> [Exercise instructions] An exact copy of all the data is the required output.

> [Supplied records]
»»
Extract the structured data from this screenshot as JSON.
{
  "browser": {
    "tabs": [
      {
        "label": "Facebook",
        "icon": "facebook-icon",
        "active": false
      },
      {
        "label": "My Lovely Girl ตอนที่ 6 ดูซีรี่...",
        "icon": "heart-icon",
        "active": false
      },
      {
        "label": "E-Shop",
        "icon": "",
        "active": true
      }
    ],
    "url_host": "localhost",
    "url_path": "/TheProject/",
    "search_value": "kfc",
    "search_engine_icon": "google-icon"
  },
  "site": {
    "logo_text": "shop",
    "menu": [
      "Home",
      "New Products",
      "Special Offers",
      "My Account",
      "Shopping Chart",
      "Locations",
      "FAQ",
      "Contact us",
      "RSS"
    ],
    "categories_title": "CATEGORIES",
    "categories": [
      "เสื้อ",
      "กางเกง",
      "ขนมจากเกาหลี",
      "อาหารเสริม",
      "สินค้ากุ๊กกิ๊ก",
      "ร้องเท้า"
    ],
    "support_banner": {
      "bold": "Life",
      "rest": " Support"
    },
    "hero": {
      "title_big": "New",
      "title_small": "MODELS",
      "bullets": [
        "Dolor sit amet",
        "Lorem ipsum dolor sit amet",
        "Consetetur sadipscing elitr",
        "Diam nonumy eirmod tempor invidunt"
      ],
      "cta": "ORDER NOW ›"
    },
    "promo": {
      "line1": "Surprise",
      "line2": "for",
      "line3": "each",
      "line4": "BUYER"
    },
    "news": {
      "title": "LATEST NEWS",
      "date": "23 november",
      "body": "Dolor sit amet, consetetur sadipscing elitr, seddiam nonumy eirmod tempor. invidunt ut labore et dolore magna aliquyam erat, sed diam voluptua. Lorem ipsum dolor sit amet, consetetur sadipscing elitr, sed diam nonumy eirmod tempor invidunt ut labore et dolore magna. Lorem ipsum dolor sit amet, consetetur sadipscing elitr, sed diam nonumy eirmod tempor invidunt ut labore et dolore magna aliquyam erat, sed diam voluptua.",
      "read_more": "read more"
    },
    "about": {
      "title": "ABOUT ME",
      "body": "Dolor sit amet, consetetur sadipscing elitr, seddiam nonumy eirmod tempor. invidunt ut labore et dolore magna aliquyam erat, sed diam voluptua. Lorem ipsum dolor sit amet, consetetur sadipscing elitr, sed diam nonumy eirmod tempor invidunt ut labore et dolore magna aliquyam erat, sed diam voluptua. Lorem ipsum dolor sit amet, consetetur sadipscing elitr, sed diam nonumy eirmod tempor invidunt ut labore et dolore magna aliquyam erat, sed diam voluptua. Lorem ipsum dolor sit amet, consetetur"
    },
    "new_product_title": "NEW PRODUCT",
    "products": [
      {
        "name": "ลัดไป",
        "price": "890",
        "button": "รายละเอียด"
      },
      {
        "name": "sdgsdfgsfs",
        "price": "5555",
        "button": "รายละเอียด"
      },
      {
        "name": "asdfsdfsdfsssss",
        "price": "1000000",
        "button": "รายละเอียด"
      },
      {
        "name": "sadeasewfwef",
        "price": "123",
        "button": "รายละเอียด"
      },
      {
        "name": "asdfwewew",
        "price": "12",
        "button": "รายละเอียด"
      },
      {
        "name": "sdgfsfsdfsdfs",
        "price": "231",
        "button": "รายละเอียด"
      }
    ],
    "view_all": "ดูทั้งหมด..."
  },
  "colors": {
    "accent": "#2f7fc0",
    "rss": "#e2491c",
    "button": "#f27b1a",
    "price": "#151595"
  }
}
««
> [Solution to this task]
Extract the structured data from this screenshot as JSON.
{
  "browser": {
    "tabs": [
      {
        "label": "Facebook",
        "icon": "facebook-icon",
        "active": false
      },
      {
        "label": "My Lovely Girl ตอนที่ 6 ดูซีรี่...",
        "icon": "heart-icon",
        "active": false
      },
      {
        "label": "E-Shop",
        "icon": "",
        "active": true
      }
    ],
    "url_host": "localhost",
    "url_path": "/TheProject/",
    "search_value": "kfc",
    "search_engine_icon": "google-icon"
  },
  "site": {
    "logo_text": "shop",
    "menu": [
      "Home",
      "New Products",
      "Special Offers",
      "My Account",
      "Shopping Chart",
      "Locations",
      "FAQ",
      "Contact us",
      "RSS"
    ],
    "categories_title": "CATEGORIES",
    "categories": [
      "เสื้อ",
      "กางเกง",
      "ขนมจากเกาหลี",
      "อาหารเสริม",
      "สินค้ากุ๊กกิ๊ก",
      "ร้องเท้า"
    ],
    "support_banner": {
      "bold": "Life",
      "rest": " Support"
    },
    "hero": {
      "title_big": "New",
      "title_small": "MODELS",
      "bullets": [
        "Dolor sit amet",
        "Lorem ipsum dolor sit amet",
        "Consetetur sadipscing elitr",
        "Diam nonumy eirmod tempor invidunt"
      ],
      "cta": "ORDER NOW ›"
    },
    "promo": {
      "line1": "Surprise",
      "line2": "for",
      "line3": "each",
      "line4": "BUYER"
    },
    "news": {
      "title": "LATEST NEWS",
      "date": "23 november",
      "body": "Dolor sit amet, consetetur sadipscing elitr, seddiam nonumy eirmod tempor. invidunt ut labore et dolore magna aliquyam erat, sed diam voluptua. Lorem ipsum dolor sit amet, consetetur sadipscing elitr, sed diam nonumy eirmod tempor invidunt ut labore et dolore magna. Lorem ipsum dolor sit amet, consetetur sadipscing elitr, sed diam nonumy eirmod tempor invidunt ut labore et dolore magna aliquyam erat, sed diam voluptua.",
      "read_more": "read more"
    },
    "about": {
      "title": "ABOUT ME",
      "body": "Dolor sit amet, consetetur sadipscing elitr, seddiam nonumy eirmod tempor. invidunt ut labore et dolore magna aliquyam erat, sed diam voluptua. Lorem ipsum dolor sit amet, consetetur sadipscing elitr, sed diam nonumy eirmod tempor invidunt ut labore et dolore magna aliquyam erat, sed diam voluptua. Lorem ipsum dolor sit amet, consetetur sadipscing elitr, sed diam nonumy eirmod tempor invidunt ut labore et dolore magna aliquyam erat, sed diam voluptua. Lorem ipsum dolor sit amet, consetetur"
    },
    "new_product_title": "NEW PRODUCT",
    "products": [
      {
        "name": "ลัดไป",
        "price": "890",
        "button": "รายละเอียด"
      },
      {
        "name": "sdgsdfgsfs",
        "price": "5555",
        "button": "รายละเอียด"
      },
      {
        "name": "asdfsdfsdfsssss",
        "price": "1000000",
        "button": "รายละเอียด"
      },
      {
        "name": "sadeasewfwef",
        "price": "123",
        "button": "รายละเอียด"
      },
      {
        "name": "asdfwewew",
        "price": "12",
        "button": "รายละเอียด"
      },
      {
        "name": "sdgfsfsdfsdfs",
        "price": "231",
        "button": "รายละเอียด"
      }
    ],
    "view_all": "ดูทั้งหมด..."
  },
  "colors": {
    "accent": "#2f7fc0",
    "rss": "#e2491c",
    "button": "#f27b1a",
    "price": "#151595"
  }
}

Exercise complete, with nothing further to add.